It was built in 292 B.C. to celebrate the victory of Rhodes against an army led by Demetrius. They asked a local sculptor to build a gigantic statue of the god Helios, protector of the city. When they asked him what the statue would cost if it were 15 meters tall and twice as tall, he replied that, logically, a 30-meter high statue would cost twice as much. What he didn’t consider was that by building a 30-meter tall statue he would need eight times more material! This caused him to go bankrupt and then to commit suicide but his iconic work remained. The Colossus of Rhodes became one of the 7 Wonders of the Ancient World.
Colossus of Rhodes Today
Sixty-six years after its construction an earthquake tore down the colossal sculpture. The inhabitants of Rhodes decided to leave it exactly where it had collapsed because an oracle told them it had been the gods’ will. The remains of the statue were kept there until 654 AD, when Muslim invaders took all the bronze elements of the statue as booty. That’s why today there’s nothing left of the Colossus of Rhodes, but the great stories surrounding it will be part of what you’ll be able to learn during your trip.
Other Things to See in Rhodes Island
In addition to our recommendations, the city of Rhodes has many things to offer:
- Only 47 kilometers southeast of Rhodes you’ll find the village of Lindos, one of the most picturesque towns in Greece. It still has paved roads and old houses with tiled roofs that give the fishing village a medieval personality.
- The ancient acropolis is located on the hills of Mt. Saint Stephens, which is also known as Mt. Smith in memory of the British admiral Sir Sidney Smith. The temple of Apollo is one of the few ancient monuments whose remains you can still visit.
- The Street of the Knights houses eight inns where knights used to stay depending on the group or nations that made up the order of the Hospitallers of St. John. The street is 200 meters long and 6 meters wide, and it’s considered a medieval monument in itself. It ends at the doors of the Palace of the Great Master.

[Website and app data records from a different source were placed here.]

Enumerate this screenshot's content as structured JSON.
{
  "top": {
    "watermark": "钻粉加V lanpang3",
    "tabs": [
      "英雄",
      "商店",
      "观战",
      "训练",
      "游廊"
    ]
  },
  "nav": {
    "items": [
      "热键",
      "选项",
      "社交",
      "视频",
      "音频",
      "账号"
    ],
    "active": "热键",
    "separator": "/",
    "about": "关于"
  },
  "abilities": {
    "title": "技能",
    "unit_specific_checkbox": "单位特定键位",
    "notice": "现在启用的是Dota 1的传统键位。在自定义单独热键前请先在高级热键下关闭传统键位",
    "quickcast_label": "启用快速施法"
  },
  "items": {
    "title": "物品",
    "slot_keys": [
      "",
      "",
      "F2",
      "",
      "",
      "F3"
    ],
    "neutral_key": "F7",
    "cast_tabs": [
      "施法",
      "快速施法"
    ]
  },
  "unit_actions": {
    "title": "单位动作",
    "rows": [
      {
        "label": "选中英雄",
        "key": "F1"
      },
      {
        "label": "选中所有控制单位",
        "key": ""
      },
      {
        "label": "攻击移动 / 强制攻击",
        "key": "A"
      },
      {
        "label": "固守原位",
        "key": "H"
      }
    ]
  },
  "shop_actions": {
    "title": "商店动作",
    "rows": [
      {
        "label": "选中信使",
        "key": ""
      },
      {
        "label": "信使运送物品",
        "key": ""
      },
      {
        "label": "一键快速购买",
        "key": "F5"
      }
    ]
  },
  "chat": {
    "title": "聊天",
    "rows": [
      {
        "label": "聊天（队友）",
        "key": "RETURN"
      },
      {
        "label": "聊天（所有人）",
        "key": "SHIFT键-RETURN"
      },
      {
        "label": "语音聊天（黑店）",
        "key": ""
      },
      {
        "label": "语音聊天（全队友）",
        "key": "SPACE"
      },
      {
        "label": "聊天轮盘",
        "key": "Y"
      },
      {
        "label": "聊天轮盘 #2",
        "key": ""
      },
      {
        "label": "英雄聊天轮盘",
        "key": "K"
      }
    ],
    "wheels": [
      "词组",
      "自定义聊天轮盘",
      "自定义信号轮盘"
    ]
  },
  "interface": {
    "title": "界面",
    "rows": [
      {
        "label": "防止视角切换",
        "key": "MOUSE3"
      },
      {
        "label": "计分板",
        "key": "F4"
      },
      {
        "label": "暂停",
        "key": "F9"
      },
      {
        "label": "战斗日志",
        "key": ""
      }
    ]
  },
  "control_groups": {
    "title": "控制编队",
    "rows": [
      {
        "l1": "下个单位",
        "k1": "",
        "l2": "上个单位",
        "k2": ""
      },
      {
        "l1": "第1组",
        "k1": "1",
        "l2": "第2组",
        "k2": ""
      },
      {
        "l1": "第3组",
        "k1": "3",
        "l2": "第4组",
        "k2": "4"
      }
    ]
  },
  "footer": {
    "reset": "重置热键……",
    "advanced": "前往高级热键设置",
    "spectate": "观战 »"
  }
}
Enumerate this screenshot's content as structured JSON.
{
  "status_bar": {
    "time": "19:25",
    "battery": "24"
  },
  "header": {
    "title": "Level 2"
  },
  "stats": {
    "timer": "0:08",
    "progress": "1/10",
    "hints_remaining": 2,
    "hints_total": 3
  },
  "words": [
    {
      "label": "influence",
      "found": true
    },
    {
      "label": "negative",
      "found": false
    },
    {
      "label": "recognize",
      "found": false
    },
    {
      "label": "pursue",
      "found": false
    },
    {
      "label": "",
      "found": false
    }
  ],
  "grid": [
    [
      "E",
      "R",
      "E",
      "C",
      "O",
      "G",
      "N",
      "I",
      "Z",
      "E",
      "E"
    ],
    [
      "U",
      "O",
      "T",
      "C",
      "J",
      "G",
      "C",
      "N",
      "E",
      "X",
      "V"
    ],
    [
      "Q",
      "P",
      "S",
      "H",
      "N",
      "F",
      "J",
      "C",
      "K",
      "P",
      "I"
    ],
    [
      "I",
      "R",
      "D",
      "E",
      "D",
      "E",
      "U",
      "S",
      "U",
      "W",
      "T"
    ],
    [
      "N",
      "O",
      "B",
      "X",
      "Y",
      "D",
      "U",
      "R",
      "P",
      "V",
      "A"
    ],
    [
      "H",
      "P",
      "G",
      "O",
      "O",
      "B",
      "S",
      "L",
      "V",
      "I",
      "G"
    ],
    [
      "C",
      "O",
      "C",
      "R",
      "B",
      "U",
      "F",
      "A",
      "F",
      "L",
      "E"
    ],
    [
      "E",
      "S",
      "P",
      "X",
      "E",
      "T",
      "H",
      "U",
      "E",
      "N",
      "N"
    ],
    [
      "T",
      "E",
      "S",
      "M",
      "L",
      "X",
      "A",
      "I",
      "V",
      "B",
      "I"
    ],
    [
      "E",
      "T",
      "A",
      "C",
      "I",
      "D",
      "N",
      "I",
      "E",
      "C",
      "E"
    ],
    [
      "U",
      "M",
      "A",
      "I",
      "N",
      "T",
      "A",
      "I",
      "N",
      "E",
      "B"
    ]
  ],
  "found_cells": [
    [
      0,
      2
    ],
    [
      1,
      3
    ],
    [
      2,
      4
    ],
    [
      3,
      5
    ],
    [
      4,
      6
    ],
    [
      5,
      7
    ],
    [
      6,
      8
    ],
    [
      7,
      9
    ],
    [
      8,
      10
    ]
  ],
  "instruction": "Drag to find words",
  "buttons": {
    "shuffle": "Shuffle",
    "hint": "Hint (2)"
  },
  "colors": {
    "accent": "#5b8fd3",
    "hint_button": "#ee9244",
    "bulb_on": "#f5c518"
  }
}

- The Hippocrates Square is decorated with a Turkish fountain. In one of its corners you can find the Merchants Market of the 16th century, used as a Court and meeting place. Nowadays it is a Public Library.
- Aristotle Street leads to the Jewish quarter; Socrates Street leads to the Ottoman quarter, and Pythagoras Street will take you to the Hospital of the Knights. The Jewish quarter houses the Square of the Martyrs, as well as a fountain adorned with bronze seahorses.
- Outside the city walls you’ll find the modern city. It’s a contrasting environment full of palm trees, luxurious hotels and high-end stores.
So now you have more information about this Greek island, pack for a wonderful vacation in Greece. There are many things to do in Rhodes, from relaxing on a beach to discovering the stories around the Colossus of Rhodes.